In a truly epic feat of irresponsibility and cynicism, the California legislature, after months of battles, passed a budget that solves none of the underlying problems. The projected deficit for next year is already estimated to be at least $19 billion. They labored mightily and noisily for months and accomplished nothing but evading responsibility and letting the next guy clean up the mess.
It’s really quite depressing. The public pension funding shortfall continues virtually unabated. The big unions cheerfully tossed their new hires under the bus and sadly agreed that new employees will need to sacrifice so that current hires can continue on their gravy train. Worse, this cynical, self-serving maneuver does nothing to solve the current pension funding problem.

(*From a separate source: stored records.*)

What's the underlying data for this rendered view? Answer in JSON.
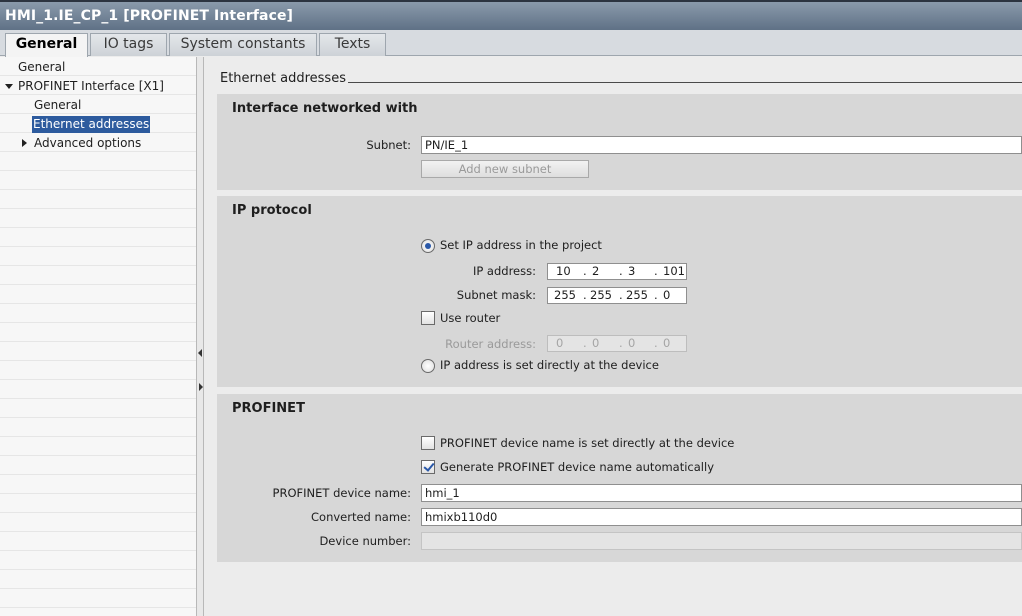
{
  "window": {
    "title": "HMI_1.IE_CP_1 [PROFINET Interface]"
  },
  "tabs": [
    {
      "label": "General",
      "active": true
    },
    {
      "label": "IO tags"
    },
    {
      "label": "System constants"
    },
    {
      "label": "Texts"
    }
  ],
  "tree": {
    "items": [
      {
        "label": "General"
      },
      {
        "label": "PROFINET Interface [X1]"
      },
      {
        "label": "General"
      },
      {
        "label": "Ethernet addresses",
        "selected": true
      },
      {
        "label": "Advanced options"
      }
    ]
  },
  "content": {
    "section_title": "Ethernet addresses",
    "networked": {
      "title": "Interface networked with",
      "subnet_label": "Subnet:",
      "subnet_value": "PN/IE_1",
      "add_subnet_button": "Add new subnet"
    },
    "ip_protocol": {
      "title": "IP protocol",
      "set_in_project": "Set IP address in the project",
      "ip_label": "IP address:",
      "ip": [
        "10",
        "2",
        "3",
        "101"
      ],
      "mask_label": "Subnet mask:",
      "mask": [
        "255",
        "255",
        "255",
        "0"
      ],
      "use_router": "Use router",
      "router_label": "Router address:",
      "router": [
        "0",
        "0",
        "0",
        "0"
      ],
      "set_at_device": "IP address is set directly at the device",
      "dot": "."
    },
    "profinet": {
      "title": "PROFINET",
      "name_at_device": "PROFINET device name is set directly at the device",
      "generate_auto": "Generate PROFINET device name automatically",
      "device_name_label": "PROFINET device name:",
      "device_name": "hmi_1",
      "converted_label": "Converted name:",
      "converted": "hmixb110d0",
      "device_number_label": "Device number:",
      "device_number": ""
    }
  },
  "colors": {
    "selection": "#2d5b9e",
    "titlebar": "#5f7186",
    "check_accent": "#2a58a8"
  }
}
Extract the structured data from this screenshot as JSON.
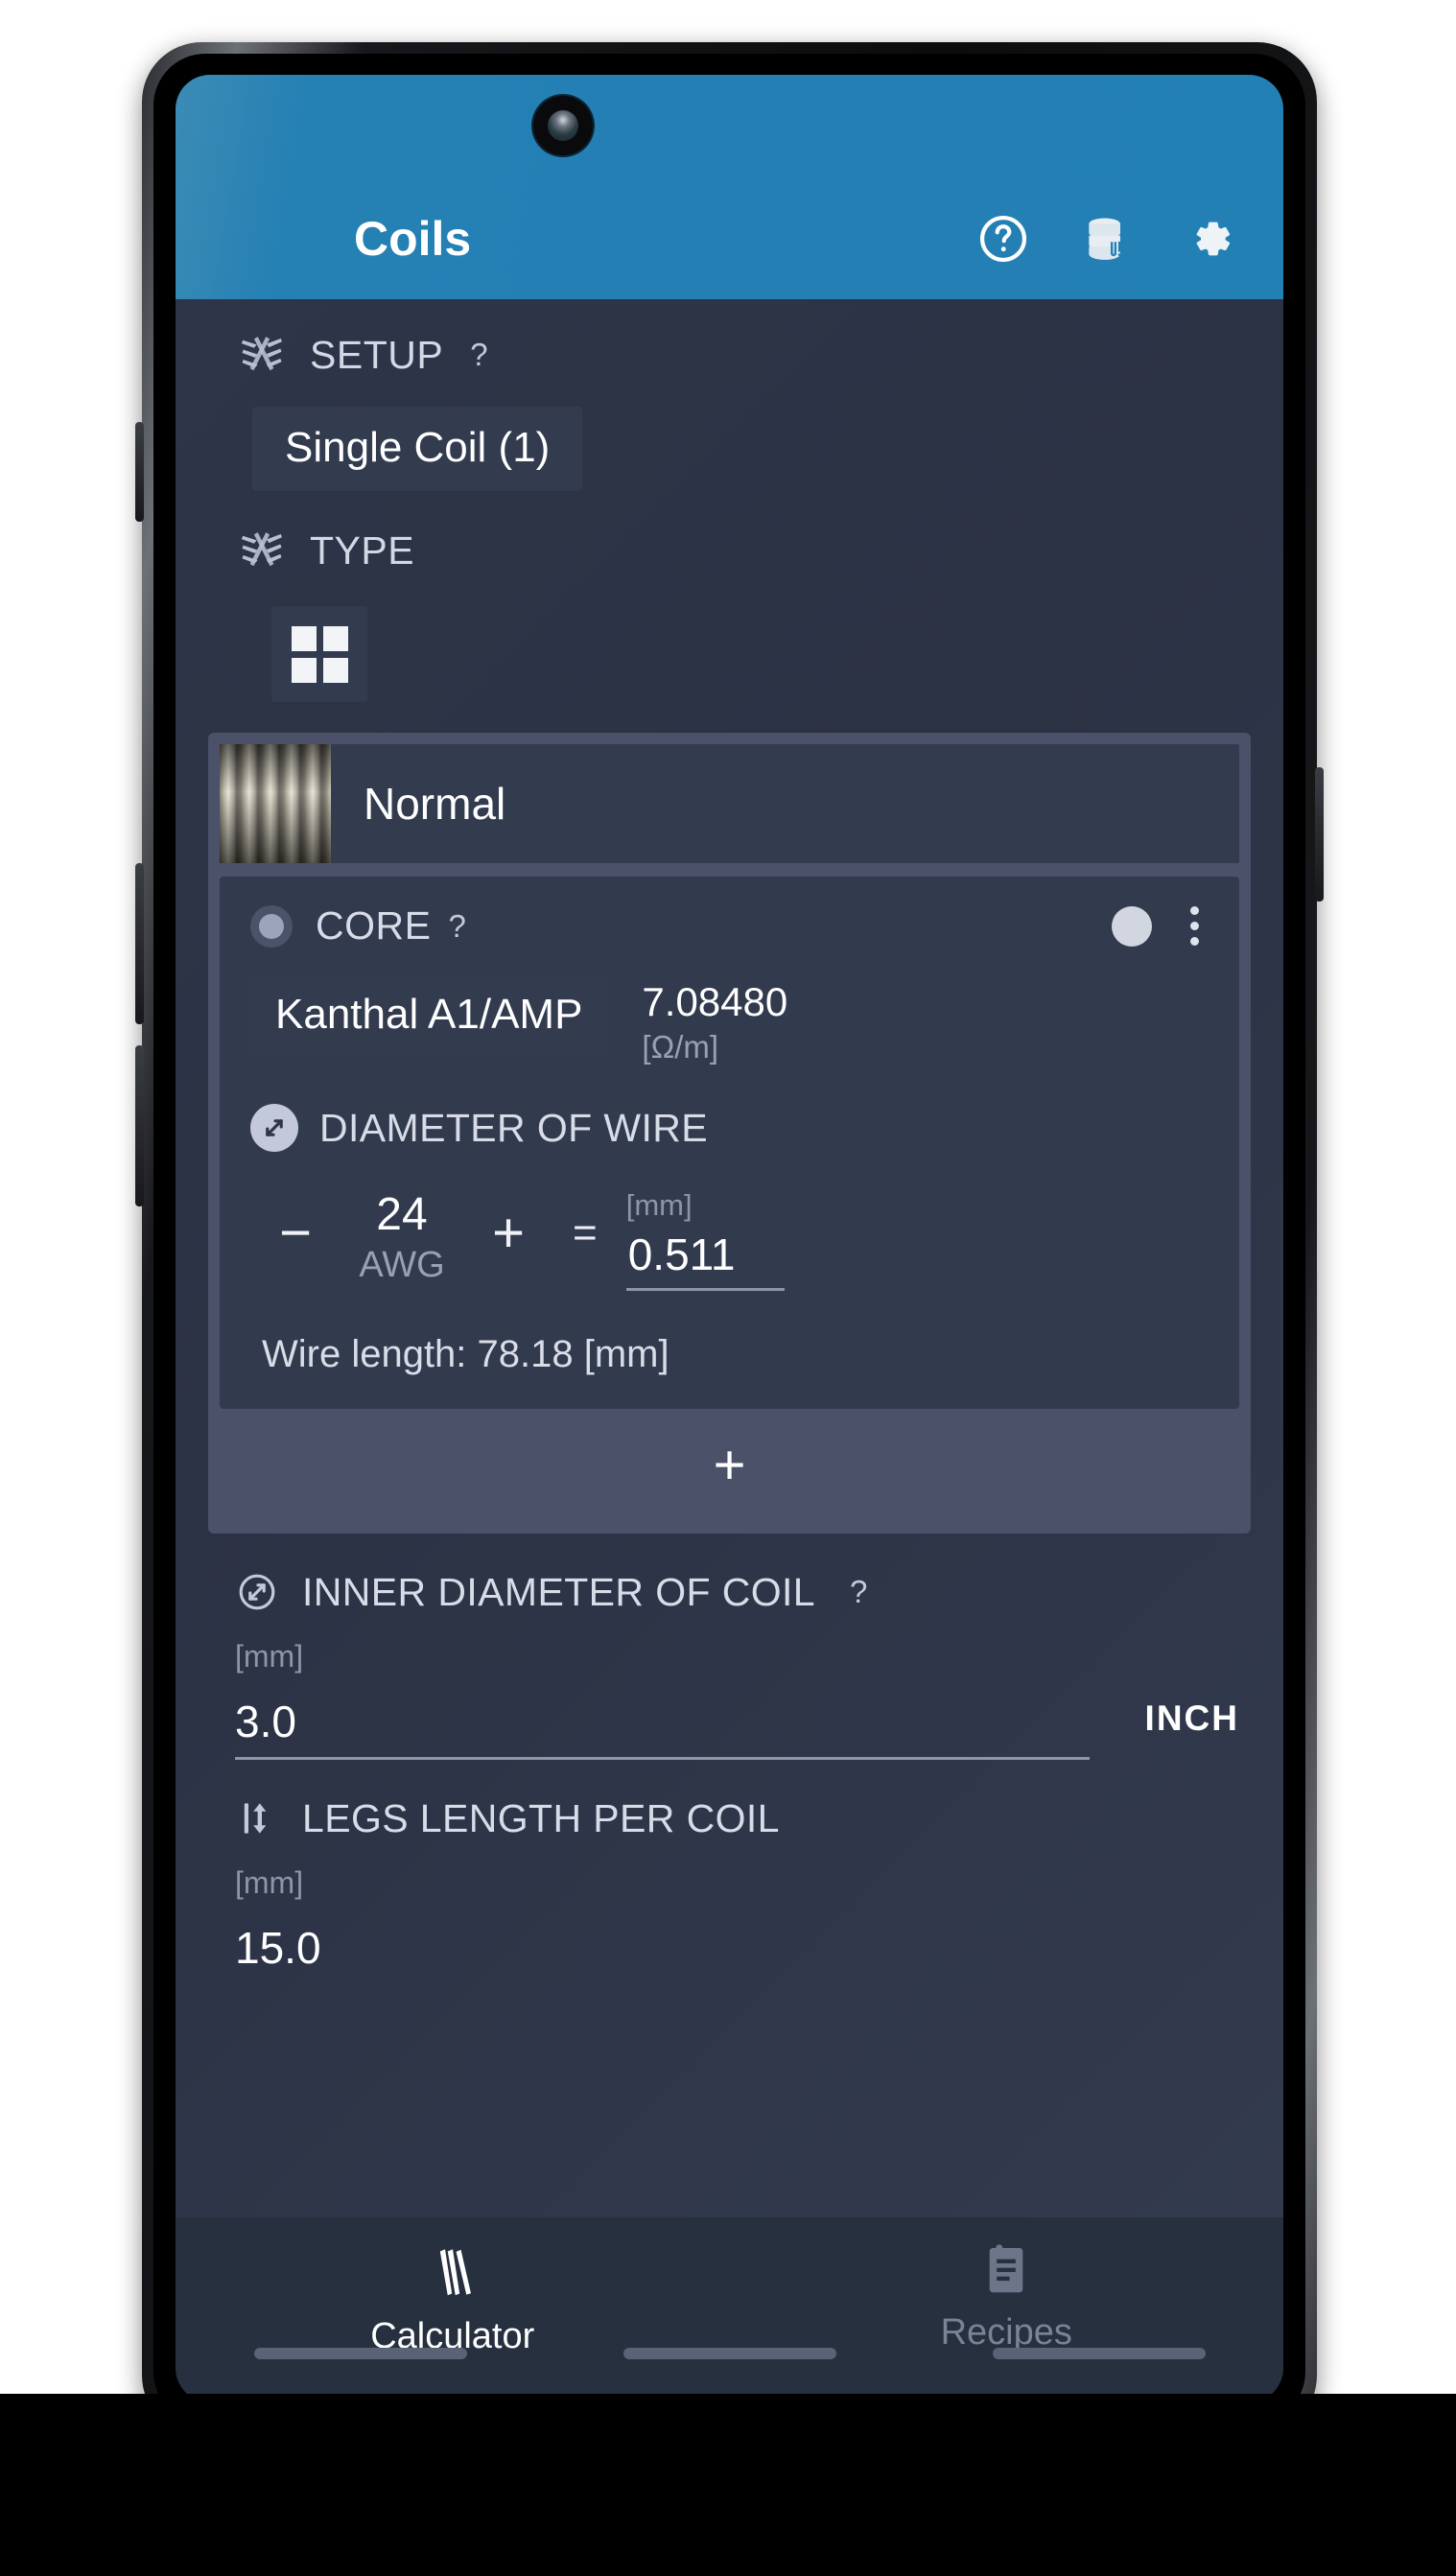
{
  "app": {
    "title": "Coils",
    "header_icons": [
      {
        "name": "help-circle-icon",
        "label": "Help"
      },
      {
        "name": "database-coil-icon",
        "label": "Database"
      },
      {
        "name": "gear-icon",
        "label": "Settings"
      }
    ]
  },
  "setup": {
    "icon": "twisted-wire-icon",
    "label": "SETUP",
    "help": "?",
    "selected": "Single Coil (1)"
  },
  "type": {
    "icon": "twisted-wire-icon",
    "label": "TYPE",
    "grid_button": "grid-icon"
  },
  "coil": {
    "name": "Normal",
    "thumbnail": "coil-photo-icon",
    "core": {
      "radio": "radio-selected-icon",
      "label": "CORE",
      "help": "?",
      "color_swatch": "color-circle-icon",
      "menu": "kebab-menu-icon",
      "material": "Kanthal A1/AMP",
      "resistance_value": "7.08480",
      "resistance_unit": "[Ω/m]"
    },
    "diameter": {
      "icon": "diameter-arrow-icon",
      "label": "DIAMETER OF WIRE",
      "minus": "−",
      "plus": "+",
      "gauge_value": "24",
      "gauge_unit": "AWG",
      "equals": "=",
      "mm_unit": "[mm]",
      "mm_value": "0.511"
    },
    "wire_length": "Wire length: 78.18 [mm]",
    "add_button": "+"
  },
  "inner_diameter": {
    "icon": "diameter-arrow-icon",
    "label": "INNER DIAMETER OF COIL",
    "help": "?",
    "unit": "[mm]",
    "value": "3.0",
    "inch_button": "INCH"
  },
  "legs_length": {
    "icon": "vertical-arrow-icon",
    "label": "LEGS LENGTH PER COIL",
    "unit": "[mm]",
    "value": "15.0"
  },
  "bottom_nav": [
    {
      "name": "tab-calculator",
      "icon": "coil-flame-icon",
      "label": "Calculator",
      "active": true
    },
    {
      "name": "tab-recipes",
      "icon": "clipboard-icon",
      "label": "Recipes",
      "active": false
    }
  ],
  "colors": {
    "appbar": "#2380b4",
    "background": "#2e3548",
    "card": "#4a5168",
    "panel": "#323a4e",
    "accent_text": "#ffffff",
    "muted_text": "#98a0b3",
    "nav_bar": "#27303f"
  }
}
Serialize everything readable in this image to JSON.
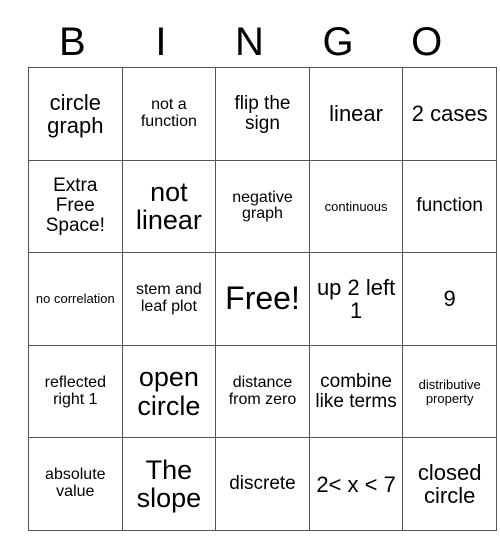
{
  "header": {
    "letters": [
      "B",
      "I",
      "N",
      "G",
      "O"
    ]
  },
  "grid": {
    "columns": 5,
    "rows": 5,
    "cells": [
      [
        {
          "text": "circle graph",
          "size": "fs-l"
        },
        {
          "text": "not a function",
          "size": "fs-s"
        },
        {
          "text": "flip the sign",
          "size": "fs-m"
        },
        {
          "text": "linear",
          "size": "fs-l"
        },
        {
          "text": "2 cases",
          "size": "fs-l"
        }
      ],
      [
        {
          "text": "Extra Free Space!",
          "size": "fs-m"
        },
        {
          "text": "not linear",
          "size": "fs-xl"
        },
        {
          "text": "negative graph",
          "size": "fs-s"
        },
        {
          "text": "continuous",
          "size": "fs-xs"
        },
        {
          "text": "function",
          "size": "fs-m"
        }
      ],
      [
        {
          "text": "no correlation",
          "size": "fs-xs"
        },
        {
          "text": "stem and leaf plot",
          "size": "fs-s"
        },
        {
          "text": "Free!",
          "size": "fs-xxl"
        },
        {
          "text": "up 2 left 1",
          "size": "fs-l"
        },
        {
          "text": "9",
          "size": "fs-l"
        }
      ],
      [
        {
          "text": "reflected right 1",
          "size": "fs-s"
        },
        {
          "text": "open circle",
          "size": "fs-xl"
        },
        {
          "text": "distance from zero",
          "size": "fs-s"
        },
        {
          "text": "combine like terms",
          "size": "fs-m"
        },
        {
          "text": "distributive property",
          "size": "fs-xs"
        }
      ],
      [
        {
          "text": "absolute value",
          "size": "fs-s"
        },
        {
          "text": "The slope",
          "size": "fs-xl"
        },
        {
          "text": "discrete",
          "size": "fs-m"
        },
        {
          "text": "2< x < 7",
          "size": "fs-l"
        },
        {
          "text": "closed circle",
          "size": "fs-l"
        }
      ]
    ]
  },
  "colors": {
    "background": "#ffffff",
    "text": "#000000",
    "grid_line": "#555555"
  }
}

Our legislators are little better. In a massive bout of self-interest fueled almost certainly by campaign contributions, they caved to corporate interests and refused to implement badly needed reforms. Schwarzenegger wept crocodile tears and then pole axed those least able to fight back, i.e. the poor, sick, and handicapped, with almost $1 billion in line-item vetoes of funding. I’m sure the disadvantaged appreciate being singled out for even more budget cuts.
Instead of trying to be responsible and do the right thing for Californians, the legislature and the governor simply pushed the whole thing to the next session when the budget will be in even worse shape and the legislative chambers filled with newbies. Neither Jerry Brown nor Meg Whitman have produced anything like a coherent plan for the budget, relying instead on vague promises to grow the economy (Whitman) or ask the voters what they think should be done (Brown). Neither of those fuzzy-minded plans has the slightest relevance to actual budget problems. Growing the economy takes years and asking the voters what to do is also time-consuming – and, by the way, weren’t legislators elected to carry out the will of the voters and follow the State Constitution? The California Constitution mandates the budget be passed by June 15th and that it be balanced. Apparently, Sacramento now finds it unnecessary to bother itself with such trifles, not when raising mountains of campaign cash can be done by stonewalling on the budget and demonizing the other side.
But wait, there’s more. The budget, train wreck that it is, is based on cheerfully perky estimates of projected state revenue and the pie-in-the-sky expectations that the federal government will helicopter drop in several billion dollars more than they’ve promised. Does any of this seem realistic to you? I didn’t think so.
All the easy budget cuts and most of the hard ones have already been made. The next budget fights will begin almost instantly when the new legislative session begins in January. And really, nothing of substance has changed. Yes, these budget problems are serious and intractable, and some legislators have been responsible and tried to genuinely solve the problems. But on balance, the California legislature has done an abysmal job trying to solve these problems. Instead, they’ve stonewalled, evaded, and caved to their individual special interests.
We need responsible government, not the slow-moving disaster known as the California legislature. The budget disaster gets more perilous each month as the state’s credit rating slides and the interest rates it must pay for loans and bonds increases. This is not a static situation. It doesn’t stay the same. Instead, it will only get worse.